This movie is definitely not for the younger kids to watch with Dad. It’s an R-rated comedy about a couple (Seth Rogan and Rose Byrne) and their baby daughter whose misfortune it is to have a fraternity move in next door to them. The leaders of the fraternity, Teddy and Pete (Zac Efron and Dave Franco), decide to throw an epic frat party, which leads the couple, Mac and Kelly, to ask them to keep the wild partying to a minimum. Teddy and Pete agree to tone it down a little if Mac and Kelly won’t call the police. This works for a while, but the next time it gets out of control, the couple does call the police and this starts a tit-for-tat (accent on the first syllable for sophomoric humor) which escalates to real out-of-control destruction.
The dialogue is pretty raunchy and the antics are definitely out-there (think dueling sex toys), but if Dad is a fan of the Hangover franchise, this might be his cup of, uh vodka. It’s a bromance-filled romp full of crude jokes and infantile pranks, but hey, a lot of dads will love it.
The Grand Budapest Hotel

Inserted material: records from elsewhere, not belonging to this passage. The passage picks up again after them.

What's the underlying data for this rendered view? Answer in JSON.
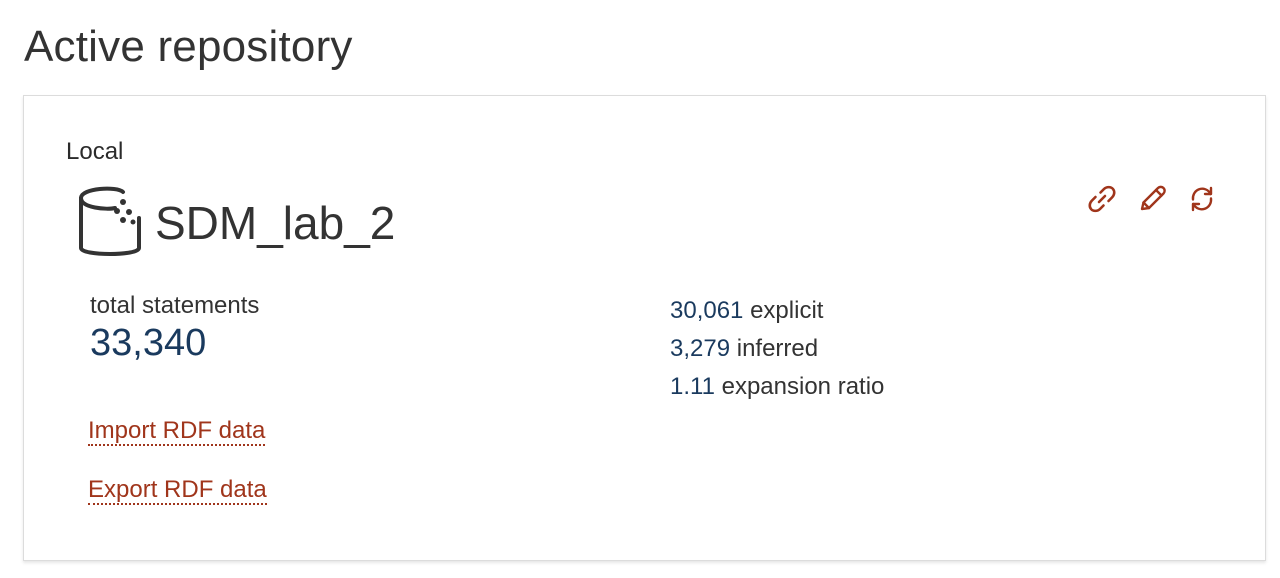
{
  "page": {
    "title": "Active repository"
  },
  "repository": {
    "location": "Local",
    "name": "SDM_lab_2",
    "icon": "database-icon",
    "total_label": "total statements",
    "total_value": "33,340",
    "stats": [
      {
        "value": "30,061",
        "label": "explicit"
      },
      {
        "value": "3,279",
        "label": "inferred"
      },
      {
        "value": "1.11",
        "label": "expansion ratio"
      }
    ],
    "links": {
      "import": "Import RDF data",
      "export": "Export RDF data"
    },
    "actions": [
      {
        "name": "link-icon",
        "title": "Copy repository URL"
      },
      {
        "name": "edit-icon",
        "title": "Edit repository"
      },
      {
        "name": "refresh-icon",
        "title": "Restart repository"
      }
    ]
  },
  "colors": {
    "accent": "#a0351b",
    "number": "#1a3a5e",
    "text": "#333333"
  }
}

This one is kind of a long-shot, but if Dad’s a fan of Wes Anderson’s movies (The Royal Tenenbaums, Rushmore, Bottle Rocket, Moonrise Kingdom), he may go for The Grand Budapest Hotel. Set in 1930’s Europe in the fictional Republic of Zubrowka, the story centers around Mr. Mustafa (F. Murray Abraham) who tells the story of his mentor, the hotel’s concierge, M. Gustave (Ralph Fiennes). Gustave is an old-world character, “a capricious, mostly benevolent ruler of the staff. He corrects their slightest lapses of deportment and lectures them endlessly at mealtimes. He is a lover of poetry and also of the elderly women who summon him to their suites…” (Scott) The plot involves “a stolen painting and a clan of vengeful Zubrowkan nobles. [Tilda] Swinton plays the matriarch, Adrien Brody her viperous son and Willem Dafoe the fearsome family hit man.” Bursting with eccentric Cabaret-esque characters and the impending doom of pre-WWII abandon, the movie seeks to “make a marvelous mockery of history, turning its horrors into a series of graceful jokes and mischievous gestures.” (Scott)

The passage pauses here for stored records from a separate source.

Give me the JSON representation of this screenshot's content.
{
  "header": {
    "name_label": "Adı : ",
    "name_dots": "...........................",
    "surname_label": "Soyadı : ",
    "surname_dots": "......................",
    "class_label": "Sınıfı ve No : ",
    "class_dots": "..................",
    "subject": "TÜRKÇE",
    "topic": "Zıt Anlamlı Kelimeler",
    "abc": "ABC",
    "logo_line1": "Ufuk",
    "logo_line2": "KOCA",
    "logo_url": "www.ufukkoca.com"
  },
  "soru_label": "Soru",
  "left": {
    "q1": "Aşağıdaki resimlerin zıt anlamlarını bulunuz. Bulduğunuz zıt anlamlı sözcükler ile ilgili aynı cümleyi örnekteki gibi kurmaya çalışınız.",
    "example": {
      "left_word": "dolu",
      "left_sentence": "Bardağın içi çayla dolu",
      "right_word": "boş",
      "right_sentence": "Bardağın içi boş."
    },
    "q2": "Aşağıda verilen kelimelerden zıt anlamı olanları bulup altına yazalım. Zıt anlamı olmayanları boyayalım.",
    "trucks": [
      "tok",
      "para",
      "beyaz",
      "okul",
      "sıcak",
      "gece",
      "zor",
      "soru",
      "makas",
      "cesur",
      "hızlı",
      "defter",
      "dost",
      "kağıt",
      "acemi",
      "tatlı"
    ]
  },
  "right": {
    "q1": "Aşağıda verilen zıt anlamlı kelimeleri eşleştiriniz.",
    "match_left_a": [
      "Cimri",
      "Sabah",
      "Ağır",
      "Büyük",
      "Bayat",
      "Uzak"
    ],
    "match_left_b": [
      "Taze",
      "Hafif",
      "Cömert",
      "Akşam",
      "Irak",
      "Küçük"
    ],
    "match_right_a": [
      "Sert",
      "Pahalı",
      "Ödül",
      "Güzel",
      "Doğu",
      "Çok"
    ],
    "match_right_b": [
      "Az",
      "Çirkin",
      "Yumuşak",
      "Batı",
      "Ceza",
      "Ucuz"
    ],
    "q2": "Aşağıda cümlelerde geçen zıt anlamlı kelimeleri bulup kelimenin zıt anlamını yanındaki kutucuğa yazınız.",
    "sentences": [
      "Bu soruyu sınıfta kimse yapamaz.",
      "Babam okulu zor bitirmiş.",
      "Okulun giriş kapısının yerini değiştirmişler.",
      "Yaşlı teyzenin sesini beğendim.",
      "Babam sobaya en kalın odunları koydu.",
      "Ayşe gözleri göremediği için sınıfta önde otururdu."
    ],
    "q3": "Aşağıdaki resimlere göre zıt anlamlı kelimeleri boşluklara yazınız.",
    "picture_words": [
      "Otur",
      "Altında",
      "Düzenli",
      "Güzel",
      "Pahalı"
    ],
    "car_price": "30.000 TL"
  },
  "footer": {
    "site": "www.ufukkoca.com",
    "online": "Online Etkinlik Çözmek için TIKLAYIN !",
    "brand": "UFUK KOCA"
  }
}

So, if Dad’s a fan of sentimental baseball dramas, roaring monsters intent on destroying each other and ravaging the earth, childish frat boys out of control, or 1930’s quirky humor and pathos, take him to the movies and try a night of family bonding. Or, if none of these fits your family’s criteria, cook up a bucket of buttery popcorn, rent Parenthood and watch Steve Martin cope with the joys and agonies of being a dad.
Duralde, Alonso, “Jon Hamm Gets a Walk to First in Sentimental Underdog Tale,” The Wrap, Apr. 30, 2014, http://www.thewrap.com/million-dollar-arm-review-jon-hamm-sentimental-baseball-drama/
Hornaday, Ann, “Crude Jokes and Bromances Abound,” The Washington Post, May 8, 2014, http://www.washingtonpost.com/goingoutguide/movies/neighbors-movie-review-crude-jokes-and-bromances-abound/2014/05/07/b0cf6abc-d52a-11e3-8a78-8fe50322a72c_story.html
Scott, A.O., “Wes Anderson’s ‘Grand Budapest Hotel’ is a Complex Caper,” New York Times,
Mar. 6, 2014, http://www.nytimes.com/2014/03/07/movies/wes-andersons-grand-budapest-hotel-is-a-complex-caper
Wikizilla, “Godzilla,” http://godzilla.wikia.com/wiki/Godzilla